The OHCPR does not require lawyers to provide free legal services, but it encourages them to do so in appropriate circumstances. See, e.g., OH EC 2-15, 2-23, 2-24. OH EC 2-24, the most detailed statement on the matter in the OHCPR, declares that providing legal services to those unable to pay for them is a "basic responsibility" of the individual lawyer and that every lawyer, regardless of status or workload, "should find time to participate in serving the disadvantaged." OH EC 8-3 adds that "[t]hose persons unable to pay for legal services should be provided needed services." See also Jack A. Guttenberg & Lloyd B. Snyder, The Law of Professional Responsibility in Ohio § 3.3(A) (1992). Beyond this individual commitment, lawyers are encouraged to support other efforts, such as legal aid, that help to make legal services avail! able to the disadvantaged. OH EC 2-24; see section 7.3: 500.
While a lawyer is not required to take on any particular client, the ethical considerations exhort lawyers to participate in assuring that representation is broadly available. To this end, they direct that a lawyer should take on his share of causes that may be "unattractive both to him and the bar generally." OH EC 2-25. In keeping with this goal, the OHCPR admonishes lawyers not to avoid taking an on unpopular clients or causes simply because of adverse community reaction, OH EC 2-26; nor should a lawyer reject employment simply because he or she does not want to cross influential members of the bench, bar, or community at large. OH EC 2-27. As a further encouragement to take on unpopular matters, statements abound to the effect that taking on such representation in no way constitutes an endorsement of the client or the cause, but only of the right to representation in ou! r legal system.

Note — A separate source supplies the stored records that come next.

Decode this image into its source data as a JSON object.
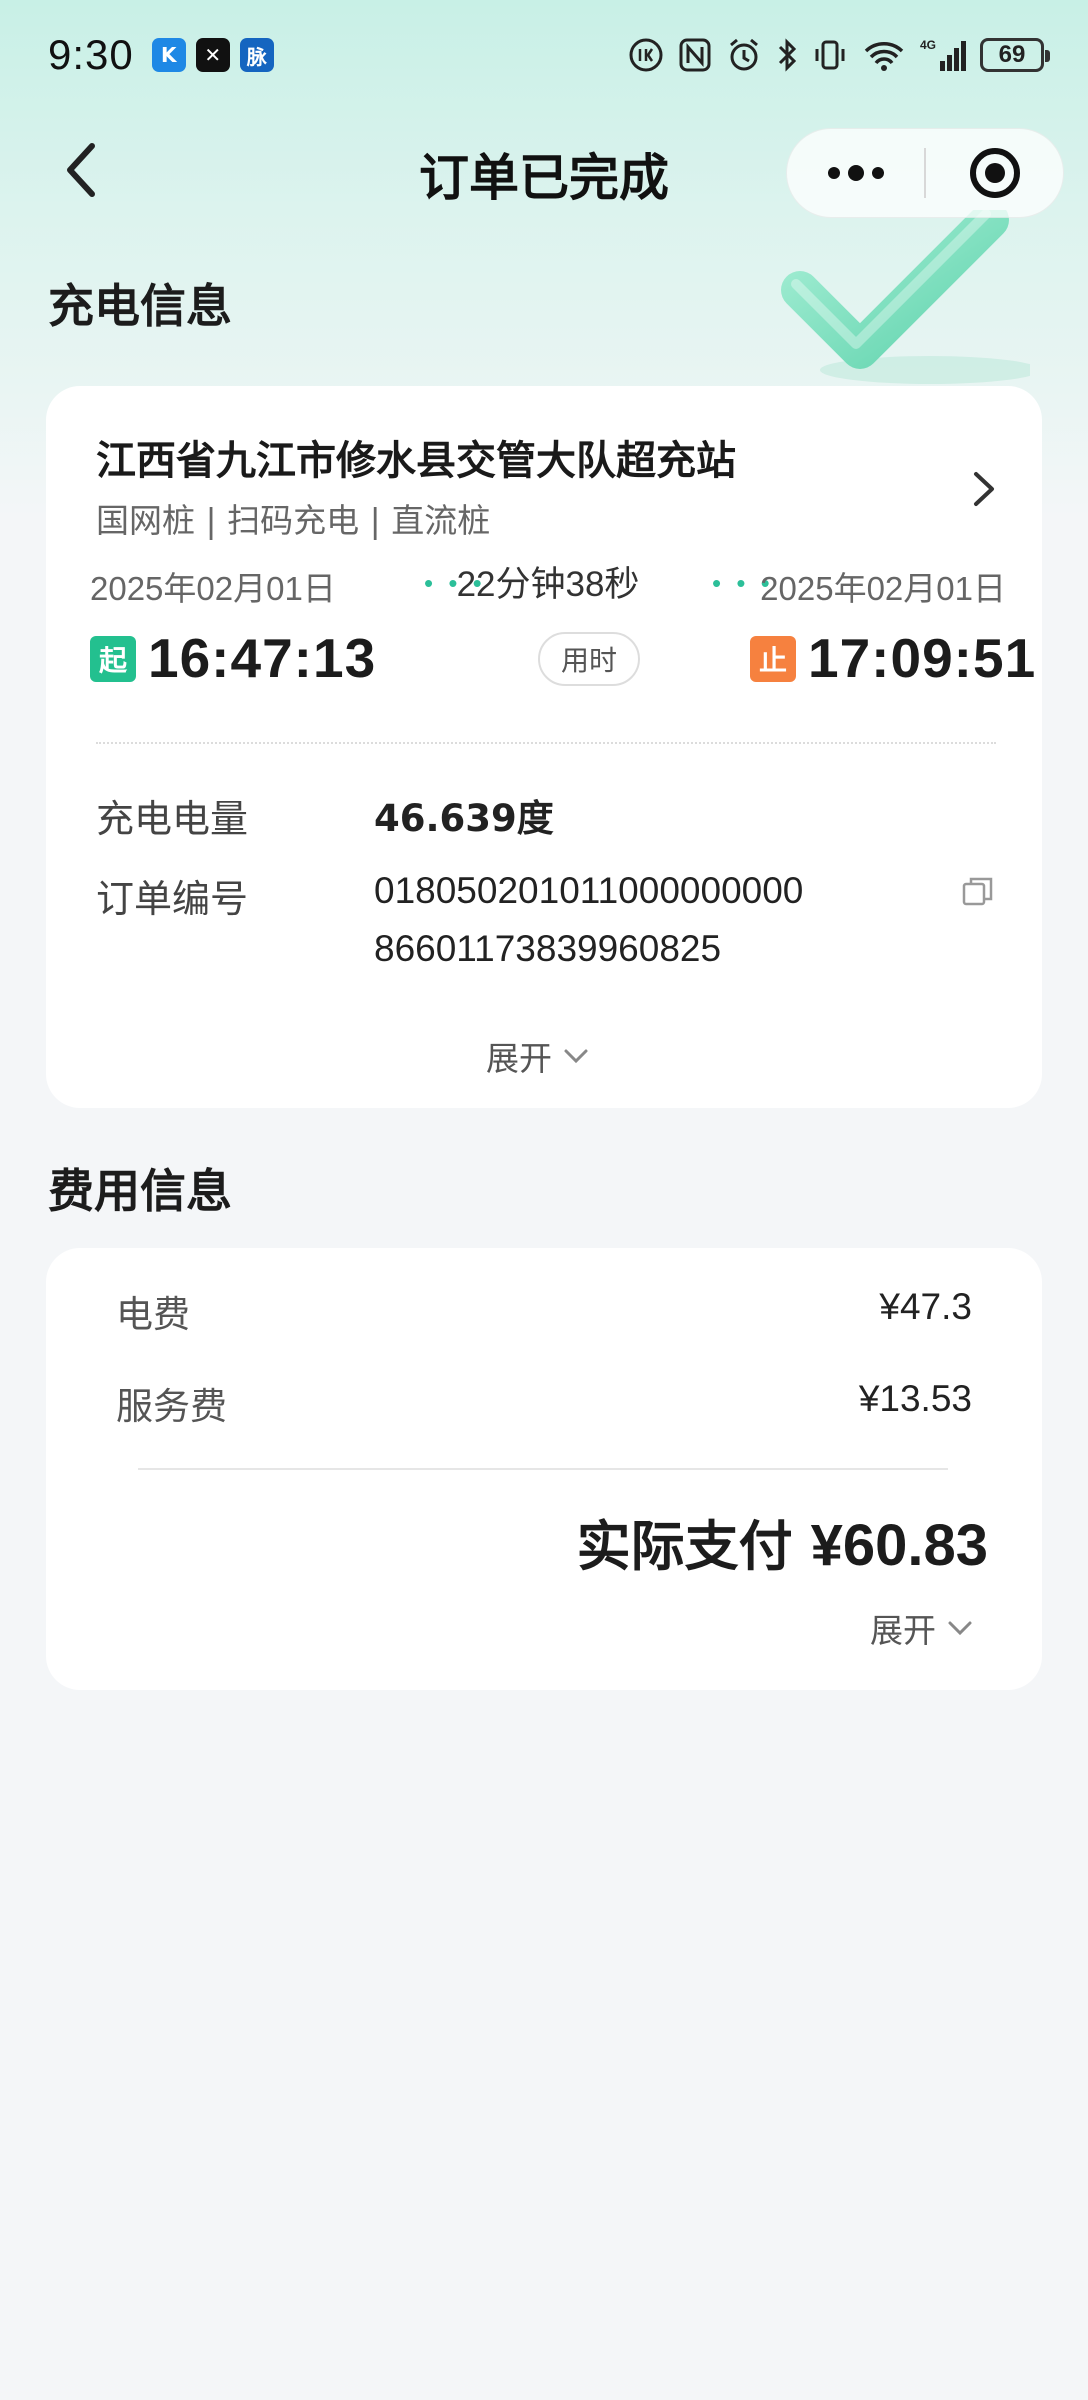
{
  "status_bar": {
    "time": "9:30",
    "apps": [
      {
        "icon": "k-app-icon",
        "text": "K",
        "color": "#1e88e5"
      },
      {
        "icon": "x-app-icon",
        "text": "✕",
        "color": "#111111"
      },
      {
        "icon": "mai-app-icon",
        "text": "脉",
        "color": "#1565c0"
      }
    ],
    "network": "4G",
    "battery": "69"
  },
  "nav": {
    "title": "订单已完成"
  },
  "charging_section": {
    "title": "充电信息",
    "station_name": "江西省九江市修水县交管大队超充站",
    "station_tags": "国网桩 | 扫码充电 | 直流桩",
    "start_date": "2025年02月01日",
    "end_date": "2025年02月01日",
    "duration": "22分钟38秒",
    "start_tag": "起",
    "start_time": "16:47:13",
    "use_label": "用时",
    "end_tag": "止",
    "end_time": "17:09:51",
    "energy_label": "充电电量",
    "energy_value": "46.639度",
    "order_label": "订单编号",
    "order_no_line1": "018050201011000000000",
    "order_no_line2": "86601173839960825",
    "expand_label": "展开"
  },
  "fee_section": {
    "title": "费用信息",
    "electricity_label": "电费",
    "electricity_value": "¥47.3",
    "service_label": "服务费",
    "service_value": "¥13.53",
    "total_label": "实际支付",
    "total_value": "¥60.83",
    "expand_label": "展开"
  },
  "colors": {
    "accent_green": "#23c08f",
    "end_orange": "#f6813f",
    "header_mint": "#c8f0e6"
  }
}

See, e.g., MR 1.2 (b); cf. OH EC 7-17 (obligation of loyalty to client "implies no obligation to adopt a personal viewpoint favorable to the interests or desires of his client"). However, if the intensity of [the lawyer's] personal feeling, as distinguished from a community attitude," might impair the lawyer's ability to represent the prospective client competently, then the representation should be declined. OH EC 2-29.
Little Ohio material is available on the issue of how much time a lawyer should devote to pro bono legal services. MR 6.1 (2002) deals with the issue as follows:

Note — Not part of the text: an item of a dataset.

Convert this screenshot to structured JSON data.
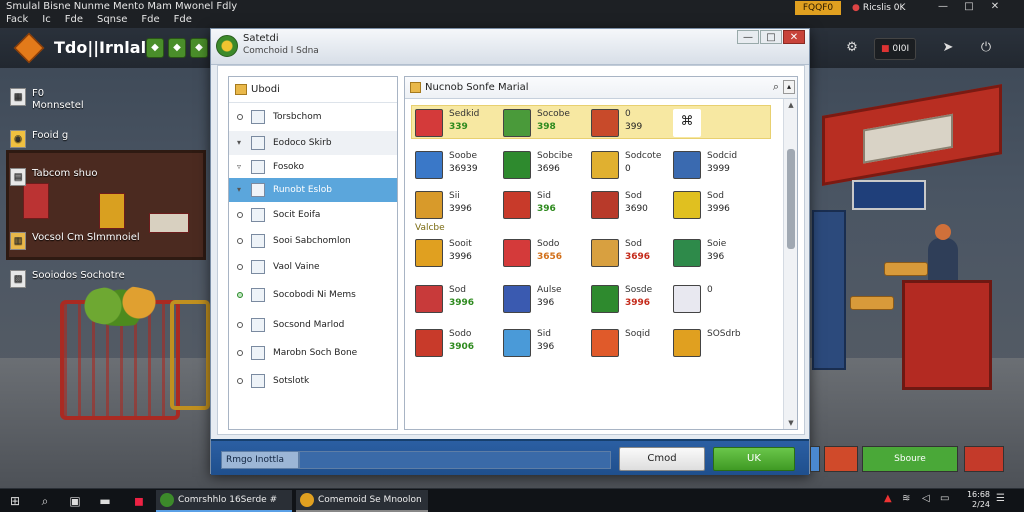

Every lawyer has a professional responsibility to provide legal services to those unable to pay. A lawyer should aspire to render at least (50) hours of pro bono publico legal services per year.
The first sentence, setting forth "a professional responsibility" to do pro bono work was added by the 2002 amendments. Subsections (a) and (b) of MR 6.1 provide guidance with respect to the 50 hours expected. The thrust of subsection (a) is that most of the suggested 50 hours should be provided to persons of limited means, either directly (MR 6.1(a)(1) or indirectly (MR 6.1(a)(2)). Comments elaborating on this obligation/ aspirational goal, include  and :

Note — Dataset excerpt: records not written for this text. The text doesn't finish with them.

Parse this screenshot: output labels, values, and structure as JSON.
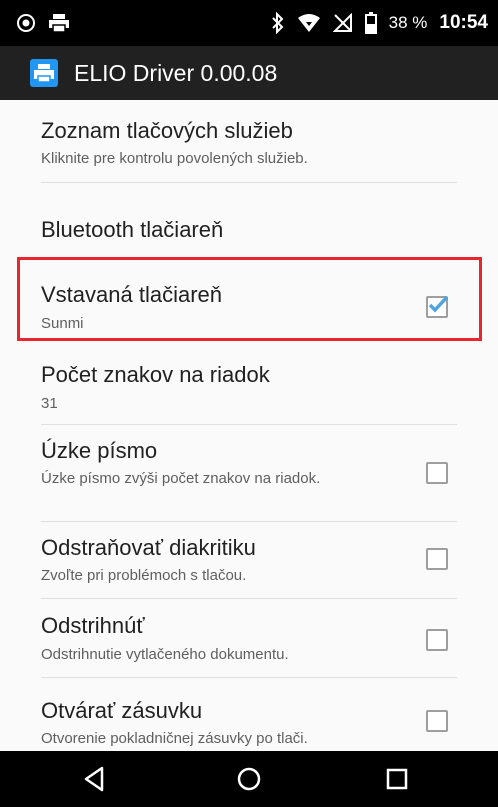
{
  "status_bar": {
    "battery_percent": "38 %",
    "time": "10:54",
    "icons": [
      "notification-icon",
      "print-icon",
      "bluetooth-icon",
      "wifi-icon",
      "no-signal-icon",
      "battery-icon"
    ]
  },
  "app_bar": {
    "title": "ELIO Driver 0.00.08",
    "icon": "printer-icon"
  },
  "settings": {
    "items": [
      {
        "title": "Zoznam tlačových služieb",
        "summary": "Kliknite pre kontrolu povolených služieb."
      },
      {
        "title": "Bluetooth tlačiareň",
        "summary": ""
      },
      {
        "title": "Vstavaná tlačiareň",
        "summary": "Sunmi",
        "checked": true
      },
      {
        "title": "Počet znakov na riadok",
        "summary": "31"
      },
      {
        "title": "Úzke písmo",
        "summary": "Úzke písmo zvýši počet znakov na riadok.",
        "checked": false
      },
      {
        "title": "Odstraňovať diakritiku",
        "summary": "Zvoľte pri problémoch s tlačou.",
        "checked": false
      },
      {
        "title": "Odstrihnúť",
        "summary": "Odstrihnutie vytlačeného dokumentu.",
        "checked": false
      },
      {
        "title": "Otvárať zásuvku",
        "summary": "Otvorenie pokladničnej zásuvky po tlači.",
        "checked": false
      }
    ]
  },
  "nav_bar": {
    "buttons": [
      "back-icon",
      "home-icon",
      "recents-icon"
    ]
  },
  "colors": {
    "accent": "#4fa3de",
    "highlight_border": "#e8262f",
    "app_bar": "#212121"
  }
}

Law firms should act reasonably to enable and encourage all lawyers in the firm to provide the pro bono legal services called for by this Rule.
MR 6.1 cmt  (2002), and
The responsibility set forth in this Rule is not intended to be enforced through disciplinary process.
MR 6.1 cmt.  (2002).
Finally, comment  recognizes that there may be times when engagement in pro bono services is not feasible for a lawyer. In such a case, the pro bono responsibility can be met by financial support of organizations providing free legal services to persons of limited means. "In addition, at times it may be more feasible to satisfy the pro bono responsibility collectively, as by a firm's aggregate pro bono activities." MR 6.1 cmt. .